..Or simply breaking of symmetry..
In more technical terms, entropy is a specific value that measures how much energy is released in a system when it settles into the lowest potential energy. Entropy assesses the amount of disorder, understood as a change in energy, from an earlier point to a later point in time. This must happen in a "closed" system, where no energy leaks in or out". Theoretically possible but hard to achieve.
It seems that anything animated in general are bound by entropy.
*Please do correct me if i got the wrong idea.
that was my own opinion ,since you asked for a link i googled and find this
A recurring theme throughout the life of the universe is the continual struggle between the force of gravity and
the tendency for physical systems to evolve toward more disorganized conditions. The amount of disorder in a
physical system is measured by its entropy content. In the broadest sense, gravity tends to pull things together and
thereby organizes physical structures. Entropy production works in the opposite direction and acts to make physical
systems more disorganized and spread out. The interplay between these two competing tendencies provides much
of the drama in astrophysics
Life, gravity and the second law of thermodynamics
I get what they are saying, I just don't feel it's very accurate. I think saying gravity is the opposite of entropy is comparing two completely unlike things. One is a force and the other is a measure of disorder, energy dispersal in a system, or whatever definition you are using for entropy. I may be splitting hairs here, but "entropy production" is the result of the interaction of light and matter through the fundamental forces, while entropy itself is just a measurement of the disorder itself, and while gravity may tend to try to organize things in the short term, it ends up causing entropy to increase in the long run. I think at least. My knowledge of entropy isn't the best.
I hope that makes sense. If my understanding of entropy is incorrect someone let me know.
I don't think it's a bad way to look at things. If you look at it by your definition, a planet in the emptiness of space is a lot more ordered than all those atoms scattered across that same space. Gravity is the force giving order to that system. Eventually entropy will win out even on this scale, it just takes a long time.
Hmmm. I though that in certain circumstances all those atoms scattered about have LESS entropy than the planet.
to me it's just navigation markers through the steam tables.
Though it is curious - if as my old thermo book said, entropy of universe is increasing ; what then is decreasing in exchange? The amount of stuff remaining unknown?
In Penrose's book the Road to Reality, he sort of asserted without proof that when gravity pulls things together, this increases the entropy. It seems that if this is to be the case, gravity must somehow increase the degrees of freedom of the system, but this wasn't explained.
Page reference please?

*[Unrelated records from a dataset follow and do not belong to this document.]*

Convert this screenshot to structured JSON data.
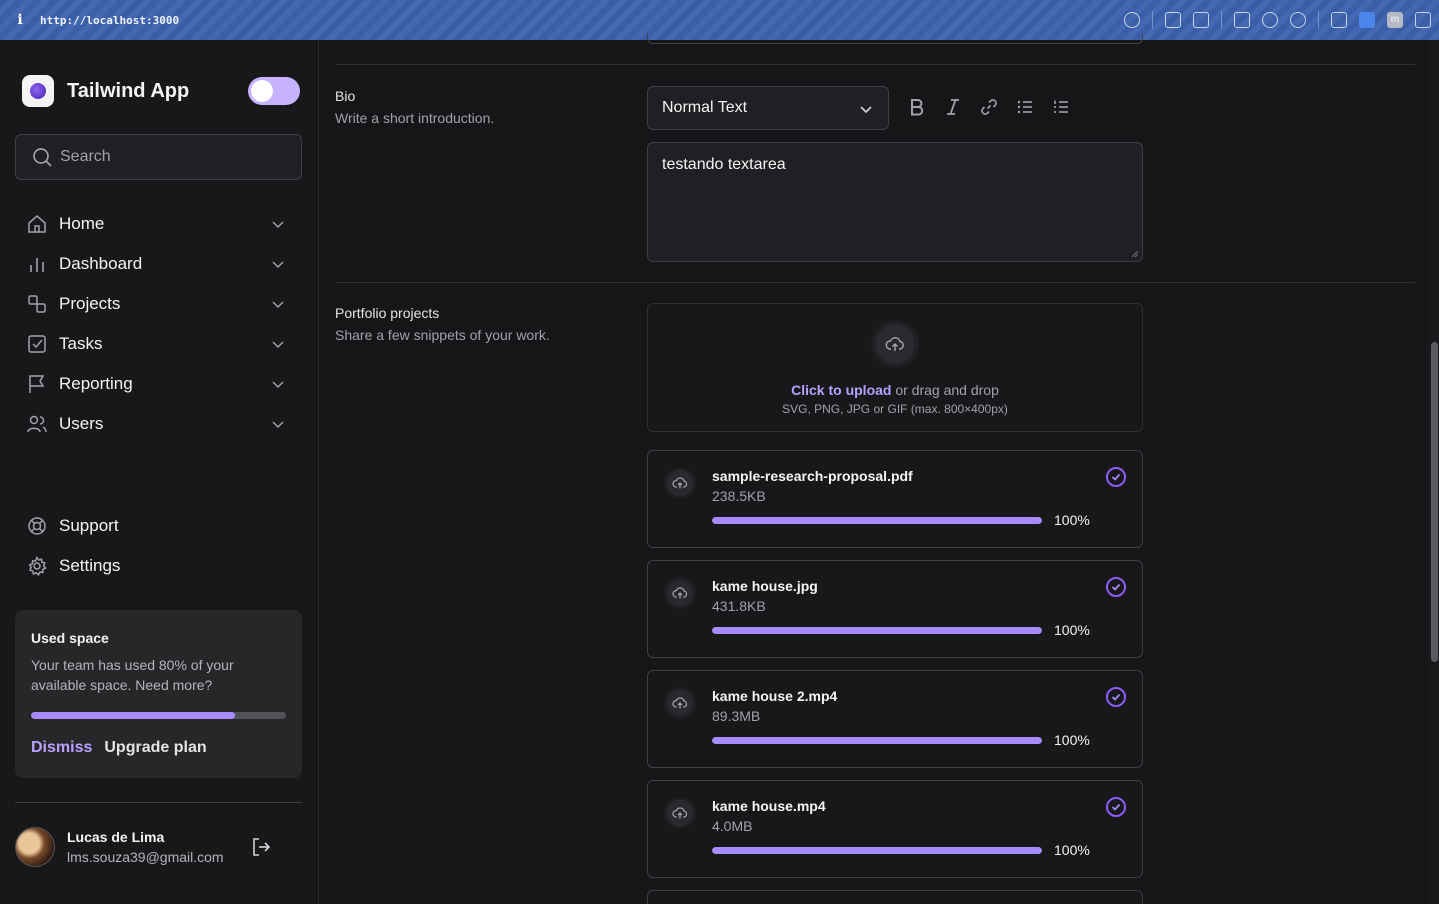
{
  "browser": {
    "url": "http://localhost:3000",
    "info_icon": "i"
  },
  "sidebar": {
    "app_name": "Tailwind App",
    "search_placeholder": "Search",
    "nav": [
      {
        "label": "Home",
        "icon": "home-icon"
      },
      {
        "label": "Dashboard",
        "icon": "bar-chart-icon"
      },
      {
        "label": "Projects",
        "icon": "squares-icon"
      },
      {
        "label": "Tasks",
        "icon": "check-square-icon"
      },
      {
        "label": "Reporting",
        "icon": "flag-icon"
      },
      {
        "label": "Users",
        "icon": "users-icon"
      }
    ],
    "secondary_nav": [
      {
        "label": "Support",
        "icon": "lifebuoy-icon"
      },
      {
        "label": "Settings",
        "icon": "gear-icon"
      }
    ],
    "usage": {
      "title": "Used space",
      "description": "Your team has used 80% of your available space. Need more?",
      "percent": 80,
      "dismiss": "Dismiss",
      "upgrade": "Upgrade plan"
    },
    "user": {
      "name": "Lucas de Lima",
      "email": "lms.souza39@gmail.com"
    }
  },
  "form": {
    "bio": {
      "title": "Bio",
      "subtitle": "Write a short introduction.",
      "text_style": "Normal Text",
      "value": "testando textarea"
    },
    "portfolio": {
      "title": "Portfolio projects",
      "subtitle": "Share a few snippets of your work.",
      "upload_cta": "Click to upload",
      "upload_rest": " or drag and drop",
      "upload_hint": "SVG, PNG, JPG or GIF (max. 800×400px)",
      "files": [
        {
          "name": "sample-research-proposal.pdf",
          "size": "238.5KB",
          "progress": 100,
          "progress_label": "100%"
        },
        {
          "name": "kame house.jpg",
          "size": "431.8KB",
          "progress": 100,
          "progress_label": "100%"
        },
        {
          "name": "kame house 2.mp4",
          "size": "89.3MB",
          "progress": 100,
          "progress_label": "100%"
        },
        {
          "name": "kame house.mp4",
          "size": "4.0MB",
          "progress": 100,
          "progress_label": "100%"
        }
      ]
    }
  },
  "colors": {
    "accent": "#a78bfa",
    "accent_strong": "#8b5cf6",
    "background": "#161618"
  }
}
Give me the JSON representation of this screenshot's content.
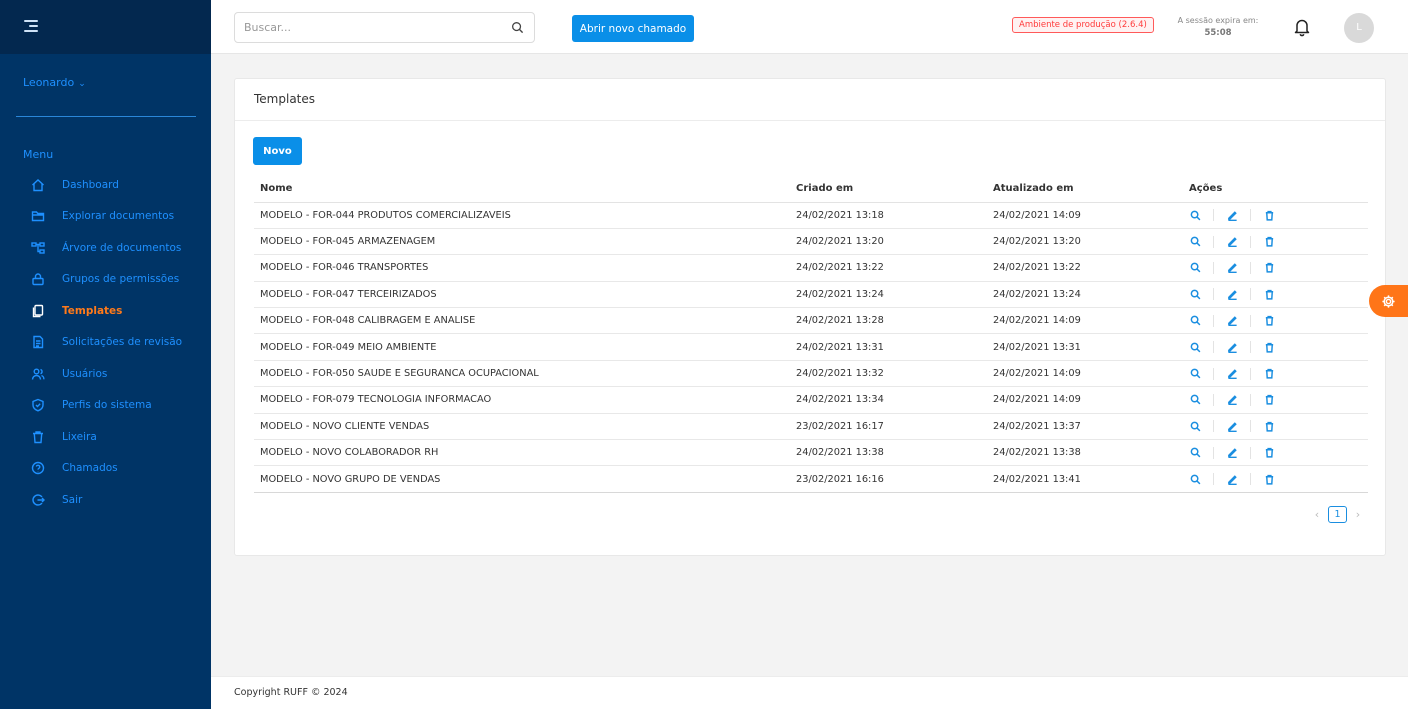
{
  "sidebar": {
    "user_name": "Leonardo",
    "menu_heading": "Menu",
    "items": [
      {
        "label": "Dashboard",
        "icon": "home-icon"
      },
      {
        "label": "Explorar documentos",
        "icon": "folder-icon"
      },
      {
        "label": "Árvore de documentos",
        "icon": "tree-icon"
      },
      {
        "label": "Grupos de permissões",
        "icon": "lock-icon"
      },
      {
        "label": "Templates",
        "icon": "copy-icon",
        "active": true
      },
      {
        "label": "Solicitações de revisão",
        "icon": "document-icon"
      },
      {
        "label": "Usuários",
        "icon": "users-icon"
      },
      {
        "label": "Perfis do sistema",
        "icon": "shield-icon"
      },
      {
        "label": "Lixeira",
        "icon": "trash-icon"
      },
      {
        "label": "Chamados",
        "icon": "help-icon"
      },
      {
        "label": "Sair",
        "icon": "logout-icon"
      }
    ]
  },
  "header": {
    "search_placeholder": "Buscar...",
    "new_ticket_label": "Abrir novo chamado",
    "env_badge": "Ambiente de produção (2.6.4)",
    "session_label": "A sessão expira em:",
    "session_time": "55:08",
    "avatar_initial": "L"
  },
  "card": {
    "title": "Templates",
    "new_button": "Novo",
    "columns": [
      "Nome",
      "Criado em",
      "Atualizado em",
      "Ações"
    ],
    "rows": [
      {
        "nome": "MODELO - FOR-044 PRODUTOS COMERCIALIZAVEIS",
        "criado": "24/02/2021 13:18",
        "atualizado": "24/02/2021 14:09"
      },
      {
        "nome": "MODELO - FOR-045 ARMAZENAGEM",
        "criado": "24/02/2021 13:20",
        "atualizado": "24/02/2021 13:20"
      },
      {
        "nome": "MODELO - FOR-046 TRANSPORTES",
        "criado": "24/02/2021 13:22",
        "atualizado": "24/02/2021 13:22"
      },
      {
        "nome": "MODELO - FOR-047 TERCEIRIZADOS",
        "criado": "24/02/2021 13:24",
        "atualizado": "24/02/2021 13:24"
      },
      {
        "nome": "MODELO - FOR-048 CALIBRAGEM E ANALISE",
        "criado": "24/02/2021 13:28",
        "atualizado": "24/02/2021 14:09"
      },
      {
        "nome": "MODELO - FOR-049 MEIO AMBIENTE",
        "criado": "24/02/2021 13:31",
        "atualizado": "24/02/2021 13:31"
      },
      {
        "nome": "MODELO - FOR-050 SAUDE E SEGURANCA OCUPACIONAL",
        "criado": "24/02/2021 13:32",
        "atualizado": "24/02/2021 14:09"
      },
      {
        "nome": "MODELO - FOR-079 TECNOLOGIA INFORMACAO",
        "criado": "24/02/2021 13:34",
        "atualizado": "24/02/2021 14:09"
      },
      {
        "nome": "MODELO - NOVO CLIENTE VENDAS",
        "criado": "23/02/2021 16:17",
        "atualizado": "24/02/2021 13:37"
      },
      {
        "nome": "MODELO - NOVO COLABORADOR RH",
        "criado": "24/02/2021 13:38",
        "atualizado": "24/02/2021 13:38"
      },
      {
        "nome": "MODELO - NOVO GRUPO DE VENDAS",
        "criado": "23/02/2021 16:16",
        "atualizado": "24/02/2021 13:41"
      }
    ],
    "pagination": {
      "current_page": "1",
      "prev": "‹",
      "next": "›"
    }
  },
  "footer": {
    "copyright": "Copyright RUFF © 2024"
  },
  "colors": {
    "sidebar": "#003466",
    "accent": "#0a8fe8",
    "active": "#ff7a1a",
    "env_badge": "#ff3b3b"
  }
}
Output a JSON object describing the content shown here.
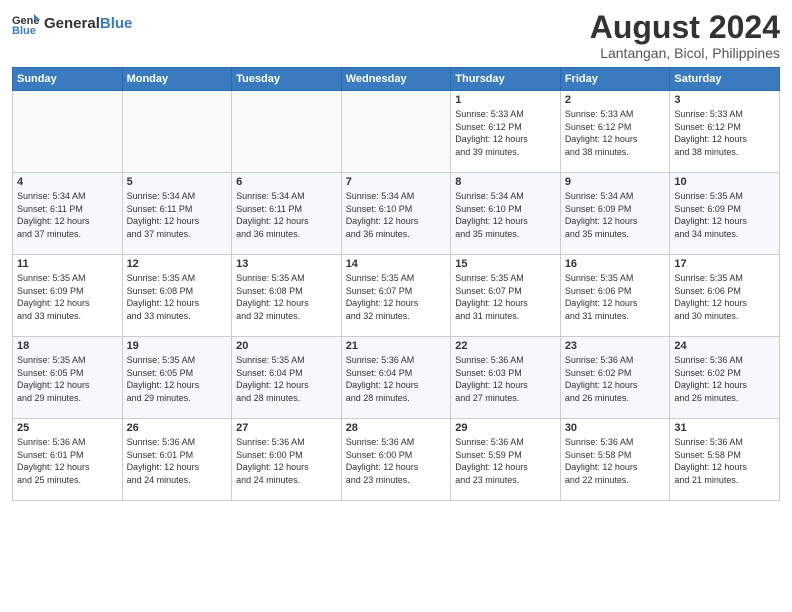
{
  "header": {
    "logo_general": "General",
    "logo_blue": "Blue",
    "title": "August 2024",
    "subtitle": "Lantangan, Bicol, Philippines"
  },
  "days_of_week": [
    "Sunday",
    "Monday",
    "Tuesday",
    "Wednesday",
    "Thursday",
    "Friday",
    "Saturday"
  ],
  "weeks": [
    [
      {
        "day": "",
        "info": ""
      },
      {
        "day": "",
        "info": ""
      },
      {
        "day": "",
        "info": ""
      },
      {
        "day": "",
        "info": ""
      },
      {
        "day": "1",
        "info": "Sunrise: 5:33 AM\nSunset: 6:12 PM\nDaylight: 12 hours\nand 39 minutes."
      },
      {
        "day": "2",
        "info": "Sunrise: 5:33 AM\nSunset: 6:12 PM\nDaylight: 12 hours\nand 38 minutes."
      },
      {
        "day": "3",
        "info": "Sunrise: 5:33 AM\nSunset: 6:12 PM\nDaylight: 12 hours\nand 38 minutes."
      }
    ],
    [
      {
        "day": "4",
        "info": "Sunrise: 5:34 AM\nSunset: 6:11 PM\nDaylight: 12 hours\nand 37 minutes."
      },
      {
        "day": "5",
        "info": "Sunrise: 5:34 AM\nSunset: 6:11 PM\nDaylight: 12 hours\nand 37 minutes."
      },
      {
        "day": "6",
        "info": "Sunrise: 5:34 AM\nSunset: 6:11 PM\nDaylight: 12 hours\nand 36 minutes."
      },
      {
        "day": "7",
        "info": "Sunrise: 5:34 AM\nSunset: 6:10 PM\nDaylight: 12 hours\nand 36 minutes."
      },
      {
        "day": "8",
        "info": "Sunrise: 5:34 AM\nSunset: 6:10 PM\nDaylight: 12 hours\nand 35 minutes."
      },
      {
        "day": "9",
        "info": "Sunrise: 5:34 AM\nSunset: 6:09 PM\nDaylight: 12 hours\nand 35 minutes."
      },
      {
        "day": "10",
        "info": "Sunrise: 5:35 AM\nSunset: 6:09 PM\nDaylight: 12 hours\nand 34 minutes."
      }
    ],
    [
      {
        "day": "11",
        "info": "Sunrise: 5:35 AM\nSunset: 6:09 PM\nDaylight: 12 hours\nand 33 minutes."
      },
      {
        "day": "12",
        "info": "Sunrise: 5:35 AM\nSunset: 6:08 PM\nDaylight: 12 hours\nand 33 minutes."
      },
      {
        "day": "13",
        "info": "Sunrise: 5:35 AM\nSunset: 6:08 PM\nDaylight: 12 hours\nand 32 minutes."
      },
      {
        "day": "14",
        "info": "Sunrise: 5:35 AM\nSunset: 6:07 PM\nDaylight: 12 hours\nand 32 minutes."
      },
      {
        "day": "15",
        "info": "Sunrise: 5:35 AM\nSunset: 6:07 PM\nDaylight: 12 hours\nand 31 minutes."
      },
      {
        "day": "16",
        "info": "Sunrise: 5:35 AM\nSunset: 6:06 PM\nDaylight: 12 hours\nand 31 minutes."
      },
      {
        "day": "17",
        "info": "Sunrise: 5:35 AM\nSunset: 6:06 PM\nDaylight: 12 hours\nand 30 minutes."
      }
    ],
    [
      {
        "day": "18",
        "info": "Sunrise: 5:35 AM\nSunset: 6:05 PM\nDaylight: 12 hours\nand 29 minutes."
      },
      {
        "day": "19",
        "info": "Sunrise: 5:35 AM\nSunset: 6:05 PM\nDaylight: 12 hours\nand 29 minutes."
      },
      {
        "day": "20",
        "info": "Sunrise: 5:35 AM\nSunset: 6:04 PM\nDaylight: 12 hours\nand 28 minutes."
      },
      {
        "day": "21",
        "info": "Sunrise: 5:36 AM\nSunset: 6:04 PM\nDaylight: 12 hours\nand 28 minutes."
      },
      {
        "day": "22",
        "info": "Sunrise: 5:36 AM\nSunset: 6:03 PM\nDaylight: 12 hours\nand 27 minutes."
      },
      {
        "day": "23",
        "info": "Sunrise: 5:36 AM\nSunset: 6:02 PM\nDaylight: 12 hours\nand 26 minutes."
      },
      {
        "day": "24",
        "info": "Sunrise: 5:36 AM\nSunset: 6:02 PM\nDaylight: 12 hours\nand 26 minutes."
      }
    ],
    [
      {
        "day": "25",
        "info": "Sunrise: 5:36 AM\nSunset: 6:01 PM\nDaylight: 12 hours\nand 25 minutes."
      },
      {
        "day": "26",
        "info": "Sunrise: 5:36 AM\nSunset: 6:01 PM\nDaylight: 12 hours\nand 24 minutes."
      },
      {
        "day": "27",
        "info": "Sunrise: 5:36 AM\nSunset: 6:00 PM\nDaylight: 12 hours\nand 24 minutes."
      },
      {
        "day": "28",
        "info": "Sunrise: 5:36 AM\nSunset: 6:00 PM\nDaylight: 12 hours\nand 23 minutes."
      },
      {
        "day": "29",
        "info": "Sunrise: 5:36 AM\nSunset: 5:59 PM\nDaylight: 12 hours\nand 23 minutes."
      },
      {
        "day": "30",
        "info": "Sunrise: 5:36 AM\nSunset: 5:58 PM\nDaylight: 12 hours\nand 22 minutes."
      },
      {
        "day": "31",
        "info": "Sunrise: 5:36 AM\nSunset: 5:58 PM\nDaylight: 12 hours\nand 21 minutes."
      }
    ]
  ]
}
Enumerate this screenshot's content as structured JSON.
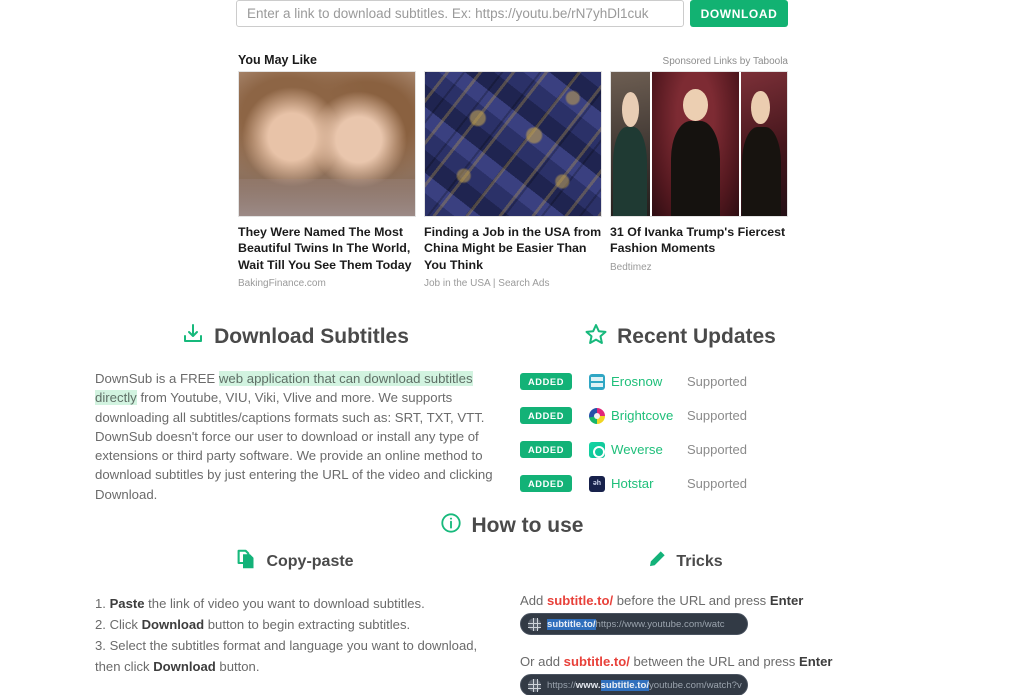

I think this claim will not stand up to detailed examination.
There is not complete overlap between the domains of applicability of thermodynamics and statistical mechanics. They both deal with areas not covered by the other.
Separate names with a comma.